These cultural sensitivities were highlighted last week when the coach of the Al-Hilal football (soccer) team was fired and told to leave the country because he threw down his shirt that had the picture of Crown Prince Sultan on it. This happened right after his team won at the Crown Prince Cup. The organizers of the match did not allow the whole team to come to the podium; in anger the coach did not go to the podium and threw his shirt. The next day he was fired. His apology was not accepted.

Free Tours of Riyadh: Saudi Tourism

SCTA offers free tours of Riyadh
Saeed Al-Khotani | Arab News

RIYADH: The Saudi Commission for Tourism and Antiquities (SCTA) started operating free sightseeing tours on Saturday in Riyadh.

The newly appointed executive manager of Riyadh Tourism Development Bureau, Abdul Rahman Al-Jassas, told Arab News that these tours aim at introducing Riyadh’s landmarks to stimulate tourism in the city, increase the number of visitors and encourage tour operators to offer such tours regularly.

He said the tours are conducted in cooperation with the Saudi Arabian Public Transport Company (SAPTCO).

“According to the terms of cooperation, we pay for the costs of tour guides and advertising campaigns while SAPTCO provides transportation on modern, comfortable buses,” he said. “These tours, which operate twice a day, are free of charge for Riyadh visitors and residents and will continue until the end of the week. A tour guide will explain and answer any questions about the city’s landmarks.”

The trips start from Prince Salman Science Oasis on King Abdullah Road, north of Riyadh. The first tour starts at 4:30 p.m., and the second starts at 6:30 p.m. every day, Al-Jassas pointed out.

The tours cover most prominent landmarks in the city, such as Al-Aziziyah, Ghurnatha, the old Diriya town, the Kingdom and Al-Faisaliah towers, the King Abdul Aziz Historical Center, Al-Masmak Palace and the traditional rug market.

Punishment for Gang Rapists- Saudi Style

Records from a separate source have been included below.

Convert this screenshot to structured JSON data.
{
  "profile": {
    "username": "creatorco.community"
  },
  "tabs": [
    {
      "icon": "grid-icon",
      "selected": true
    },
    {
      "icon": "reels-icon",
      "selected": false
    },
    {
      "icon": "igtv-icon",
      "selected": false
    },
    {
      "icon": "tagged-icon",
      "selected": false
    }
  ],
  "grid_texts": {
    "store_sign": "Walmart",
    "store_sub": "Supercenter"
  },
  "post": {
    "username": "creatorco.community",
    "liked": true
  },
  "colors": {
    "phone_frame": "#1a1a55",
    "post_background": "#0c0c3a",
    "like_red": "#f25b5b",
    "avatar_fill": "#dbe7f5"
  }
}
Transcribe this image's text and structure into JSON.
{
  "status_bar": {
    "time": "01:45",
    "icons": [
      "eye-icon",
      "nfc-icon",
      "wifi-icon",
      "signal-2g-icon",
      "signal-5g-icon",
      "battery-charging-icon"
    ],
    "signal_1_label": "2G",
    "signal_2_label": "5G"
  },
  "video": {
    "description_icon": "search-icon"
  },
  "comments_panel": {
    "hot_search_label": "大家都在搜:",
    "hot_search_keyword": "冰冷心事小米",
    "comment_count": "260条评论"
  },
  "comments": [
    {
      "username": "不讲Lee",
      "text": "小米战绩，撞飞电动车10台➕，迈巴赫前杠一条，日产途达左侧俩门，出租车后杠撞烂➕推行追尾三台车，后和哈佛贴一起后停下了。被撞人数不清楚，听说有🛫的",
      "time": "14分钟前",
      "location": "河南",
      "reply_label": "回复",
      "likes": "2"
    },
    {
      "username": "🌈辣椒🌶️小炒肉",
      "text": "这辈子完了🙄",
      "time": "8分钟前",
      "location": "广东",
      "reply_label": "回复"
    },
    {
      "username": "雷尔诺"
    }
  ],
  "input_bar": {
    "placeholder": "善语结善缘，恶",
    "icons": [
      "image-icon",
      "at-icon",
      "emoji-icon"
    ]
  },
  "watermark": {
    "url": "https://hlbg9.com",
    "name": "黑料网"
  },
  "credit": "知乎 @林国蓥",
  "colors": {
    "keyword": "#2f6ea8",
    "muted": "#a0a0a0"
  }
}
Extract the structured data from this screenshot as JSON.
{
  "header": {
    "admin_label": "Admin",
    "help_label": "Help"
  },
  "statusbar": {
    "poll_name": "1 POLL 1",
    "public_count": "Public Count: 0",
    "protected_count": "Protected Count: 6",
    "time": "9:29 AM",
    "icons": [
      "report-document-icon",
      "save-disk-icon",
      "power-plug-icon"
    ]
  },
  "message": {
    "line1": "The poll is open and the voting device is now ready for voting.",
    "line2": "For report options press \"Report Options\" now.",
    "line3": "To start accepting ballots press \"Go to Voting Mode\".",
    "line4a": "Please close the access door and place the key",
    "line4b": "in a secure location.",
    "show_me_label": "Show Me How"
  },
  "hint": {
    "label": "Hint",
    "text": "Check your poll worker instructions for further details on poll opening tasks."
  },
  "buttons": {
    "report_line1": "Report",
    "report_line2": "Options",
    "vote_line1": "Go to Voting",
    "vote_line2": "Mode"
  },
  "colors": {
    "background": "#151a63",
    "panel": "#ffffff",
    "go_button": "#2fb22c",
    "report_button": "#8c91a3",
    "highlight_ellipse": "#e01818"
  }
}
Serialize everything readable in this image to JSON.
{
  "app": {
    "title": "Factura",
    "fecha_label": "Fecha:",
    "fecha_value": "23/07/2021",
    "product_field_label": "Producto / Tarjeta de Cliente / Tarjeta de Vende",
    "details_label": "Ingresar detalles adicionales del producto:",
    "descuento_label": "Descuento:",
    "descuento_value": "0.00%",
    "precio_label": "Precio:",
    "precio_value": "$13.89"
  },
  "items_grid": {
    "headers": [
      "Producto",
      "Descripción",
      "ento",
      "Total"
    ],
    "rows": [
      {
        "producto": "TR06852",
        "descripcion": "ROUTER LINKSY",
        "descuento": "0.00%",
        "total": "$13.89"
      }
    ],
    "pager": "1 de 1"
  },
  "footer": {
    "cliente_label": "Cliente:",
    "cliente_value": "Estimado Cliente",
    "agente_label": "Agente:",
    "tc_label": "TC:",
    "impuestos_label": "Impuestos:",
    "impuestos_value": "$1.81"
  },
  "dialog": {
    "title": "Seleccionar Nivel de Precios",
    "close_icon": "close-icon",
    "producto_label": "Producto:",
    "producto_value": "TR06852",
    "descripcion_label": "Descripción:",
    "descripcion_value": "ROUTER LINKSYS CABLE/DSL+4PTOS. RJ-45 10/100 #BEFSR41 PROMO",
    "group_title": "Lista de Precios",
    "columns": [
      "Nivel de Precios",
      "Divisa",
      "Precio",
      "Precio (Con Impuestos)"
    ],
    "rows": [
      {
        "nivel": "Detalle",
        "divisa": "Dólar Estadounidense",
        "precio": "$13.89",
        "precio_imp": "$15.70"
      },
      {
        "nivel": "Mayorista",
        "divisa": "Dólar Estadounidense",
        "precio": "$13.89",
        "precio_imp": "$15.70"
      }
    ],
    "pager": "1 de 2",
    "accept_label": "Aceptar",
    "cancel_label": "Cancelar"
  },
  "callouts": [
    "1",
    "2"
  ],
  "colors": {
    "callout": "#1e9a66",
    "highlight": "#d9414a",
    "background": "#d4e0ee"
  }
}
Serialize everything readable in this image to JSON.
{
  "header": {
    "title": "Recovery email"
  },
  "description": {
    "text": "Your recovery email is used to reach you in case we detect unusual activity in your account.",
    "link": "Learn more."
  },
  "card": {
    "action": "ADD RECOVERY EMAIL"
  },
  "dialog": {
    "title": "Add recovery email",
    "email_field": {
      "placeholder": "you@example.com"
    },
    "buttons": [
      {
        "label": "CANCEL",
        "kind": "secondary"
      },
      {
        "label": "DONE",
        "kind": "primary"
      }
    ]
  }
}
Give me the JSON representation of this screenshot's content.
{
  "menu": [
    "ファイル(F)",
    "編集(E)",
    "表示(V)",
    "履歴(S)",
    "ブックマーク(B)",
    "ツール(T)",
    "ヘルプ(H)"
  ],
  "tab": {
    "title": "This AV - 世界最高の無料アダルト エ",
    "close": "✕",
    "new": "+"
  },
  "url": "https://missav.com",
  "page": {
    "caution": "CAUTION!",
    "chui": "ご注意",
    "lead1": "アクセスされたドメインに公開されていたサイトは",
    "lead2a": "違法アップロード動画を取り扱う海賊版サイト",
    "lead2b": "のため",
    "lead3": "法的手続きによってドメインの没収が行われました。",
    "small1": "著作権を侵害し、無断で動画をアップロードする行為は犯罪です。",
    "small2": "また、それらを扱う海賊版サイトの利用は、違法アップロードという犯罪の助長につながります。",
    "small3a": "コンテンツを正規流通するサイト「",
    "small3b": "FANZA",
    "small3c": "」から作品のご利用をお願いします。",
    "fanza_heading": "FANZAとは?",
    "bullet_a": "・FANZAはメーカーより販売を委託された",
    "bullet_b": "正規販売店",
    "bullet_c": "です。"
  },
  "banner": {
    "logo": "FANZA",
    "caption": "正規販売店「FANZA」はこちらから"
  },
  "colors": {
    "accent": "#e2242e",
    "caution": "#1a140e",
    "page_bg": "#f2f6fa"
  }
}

Saudi Arabia is becoming harsher with punishments for sexual crimes. Last week a teenager was sentenced to 5 years in prison and 500 lashes for black-mailing for threatening to publish a woman’s photos if she did not go out with him.

Two traffic cops were recently beheaded for gang raping an expatriate woman. It is unclear if the sentencing is because the woman is an expatriate or if this is an indication of longer term changes coming to KSA.

Along with more focus on domestic violence cases as well as child rights, changes are slowly creeping in.